Speech Style Affects Gender Perception
January 6, 2013

Speech Style Influences How We Perceive Gender Of The Speaker

redOrbit Staff & Wire Reports - Your Universe Online

According to a new study, the style of a person´s speech may help listeners guess their gender just as much as the high or low pitch of their voice. A researcher from the University of Colorado Boulder examined transgendered people in the middle of their sexual transformation to figure out how humans associate gender categories with different characteristics of speech.

The study was based on the doctoral research of Lal Zimman, a PhD in linguistics at CU Boulder. While working on his dissertation, Zimman identified and tested two key features of speech besides pitch that humans use to perceive gender — the way people pronounce “s” sounds and the degree to which they intensify certain vocal sounds when they articulate (a feature known to linguists as ℠resonance´).

“In the past, gender differences in the voice have been understood, primarily, as a biological difference,” Zimman explained. “I really wanted to look at the potential for other factors, other than how testosterone lowers the voice, to affect how a person´s voice is perceived.”

Specifically, Zimman wanted to find out whether the style of a person´s speech affected how low their voice needed to drop before people began to perceive it as a male voice. In order to do this, Zimman recruited volunteers for his study who were undergoing a sex change from female to male.

One critical step in this process requires the patients to receive regular injections of testosterone, a steroid hormone that is produced naturally in both sexes but at levels 7-8 times higher in men. High testosterone levels are responsible for a number of characteristically male traits, one of which includes the deep tenor of the male voice.

What Zimman discovered was the voices of his participants could have a high pitch yet still be perceived as a male voice if the speaker pronounced their “s” sounds at a lower frequency than the average female.
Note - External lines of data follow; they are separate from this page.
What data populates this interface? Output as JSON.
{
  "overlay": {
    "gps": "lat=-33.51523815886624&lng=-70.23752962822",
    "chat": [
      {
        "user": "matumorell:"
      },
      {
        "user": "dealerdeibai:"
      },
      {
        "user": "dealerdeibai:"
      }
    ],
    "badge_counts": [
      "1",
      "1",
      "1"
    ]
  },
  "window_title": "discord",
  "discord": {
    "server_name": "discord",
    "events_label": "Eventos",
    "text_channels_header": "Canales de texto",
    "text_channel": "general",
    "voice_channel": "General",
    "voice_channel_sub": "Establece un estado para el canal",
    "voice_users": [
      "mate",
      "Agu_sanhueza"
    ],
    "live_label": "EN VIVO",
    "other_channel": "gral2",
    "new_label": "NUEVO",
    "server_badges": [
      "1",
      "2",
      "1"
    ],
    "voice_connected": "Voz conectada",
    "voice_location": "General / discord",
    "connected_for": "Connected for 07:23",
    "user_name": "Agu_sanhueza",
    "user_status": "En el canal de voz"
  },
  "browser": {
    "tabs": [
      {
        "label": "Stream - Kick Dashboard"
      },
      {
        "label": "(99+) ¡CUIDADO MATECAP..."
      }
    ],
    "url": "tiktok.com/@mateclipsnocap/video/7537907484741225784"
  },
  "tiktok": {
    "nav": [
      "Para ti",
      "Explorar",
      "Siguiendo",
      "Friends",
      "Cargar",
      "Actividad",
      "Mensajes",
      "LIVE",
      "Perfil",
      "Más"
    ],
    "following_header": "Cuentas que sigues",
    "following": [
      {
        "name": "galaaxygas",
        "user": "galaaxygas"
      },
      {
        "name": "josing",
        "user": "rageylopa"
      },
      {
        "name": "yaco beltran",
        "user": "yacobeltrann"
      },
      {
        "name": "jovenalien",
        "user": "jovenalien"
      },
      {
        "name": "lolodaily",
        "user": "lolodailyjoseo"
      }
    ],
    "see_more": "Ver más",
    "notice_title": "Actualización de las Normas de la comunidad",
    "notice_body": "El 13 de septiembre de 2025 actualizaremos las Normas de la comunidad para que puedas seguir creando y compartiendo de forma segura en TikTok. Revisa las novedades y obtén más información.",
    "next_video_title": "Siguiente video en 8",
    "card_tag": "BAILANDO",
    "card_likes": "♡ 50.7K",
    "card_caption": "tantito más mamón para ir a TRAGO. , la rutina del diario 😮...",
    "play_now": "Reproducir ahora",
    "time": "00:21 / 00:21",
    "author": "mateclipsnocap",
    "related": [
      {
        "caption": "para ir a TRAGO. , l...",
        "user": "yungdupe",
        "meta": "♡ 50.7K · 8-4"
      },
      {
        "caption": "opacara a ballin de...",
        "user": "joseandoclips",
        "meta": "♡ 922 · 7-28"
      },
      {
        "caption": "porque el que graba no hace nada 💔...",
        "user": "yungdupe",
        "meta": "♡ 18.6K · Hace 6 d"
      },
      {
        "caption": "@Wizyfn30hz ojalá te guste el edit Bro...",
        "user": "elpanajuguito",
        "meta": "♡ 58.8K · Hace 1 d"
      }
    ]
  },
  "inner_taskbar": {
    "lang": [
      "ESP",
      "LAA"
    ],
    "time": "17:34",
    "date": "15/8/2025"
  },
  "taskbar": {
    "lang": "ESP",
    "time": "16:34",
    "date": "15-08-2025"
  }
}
These lower-frequency “s” sounds can be produced by moving the tongue further away from the teeth when speaking.

What this indicates, say experts, is those characteristics we typically associate with male and female speech are not purely biological.

“A high-frequency ℠s´ has long been stereotypically associated with women´s speech, as well as gay men´s speech, yet there is no biological correlate to this association,” said Kira Hall, Zimman´s thesis adviser and Associate Professor of Linguistics and Anthropology at CU Boulder.

“The project illustrates the socio-biological complexity of pitch: the designation of a voice as more masculine or more feminine is importantly influenced by other ideologically charged speech traits that are socially, not biologically, driven.”

Zimman also found vocal resonance influenced the perceived gender of the speakers, although in a somewhat more nuanced manner than “s” sounds or pitch. Vocal resonance is the characteristic that causes a voice to seem like it is emanating from a person´s chest (as in most men) rather than their head (as in most women). Unlike “s” sounds, however, resonance is partly influenced by biology and partly by habit. For instance, vocal resonance is naturally lower when a person´s larynx is farther down in their throats. But when people are young, they also subconsciously learn to modify the position of their larynx when they speak, causing their vocal resonance to go higher or lower depending on whether they train their larynx to go up or down.

Testing the effects of “s” sounds and resonance on people´s gender perceptions proved to be a technical challenge. For the study, Zimman first made digital recordings of the voices of the 15 transgendered participants. In order to test the influence of “s” sounds, he used cutting-edge linguistic software to digitally modify the pitch of each recorded voice, sliding them up and down to more closely resemble the high and low pitches of female and male voices, respectively, while leaving the person´s characteristically female “s” sound in place.

Finally, he played the different voice recordings for a group of listeners and asked them to record whether they thought the voice belonged to a man or a woman. This allowed him to determine how low each participant´s voice had to go before most people started to recognize the voice as belonging to a male speaker.

What he observed was that those participants who made lower-frequency, masculine “s” sounds could still be recognized as male even if the pitch of their voice was in the high range typically associated with women.

Zimman´s results shed light on the complex interplay between biology and socially acquired traits — or, in pop-science parlance, nature vs. nurture — that is involved in how humans learn to associate gender with speech characteristics.

Zimman graduated in August and his research is currently being reviewed for publication. He presented his results on Saturday, January 5th at the 2013 annual meeting of the Linguistic Society of America in Boston.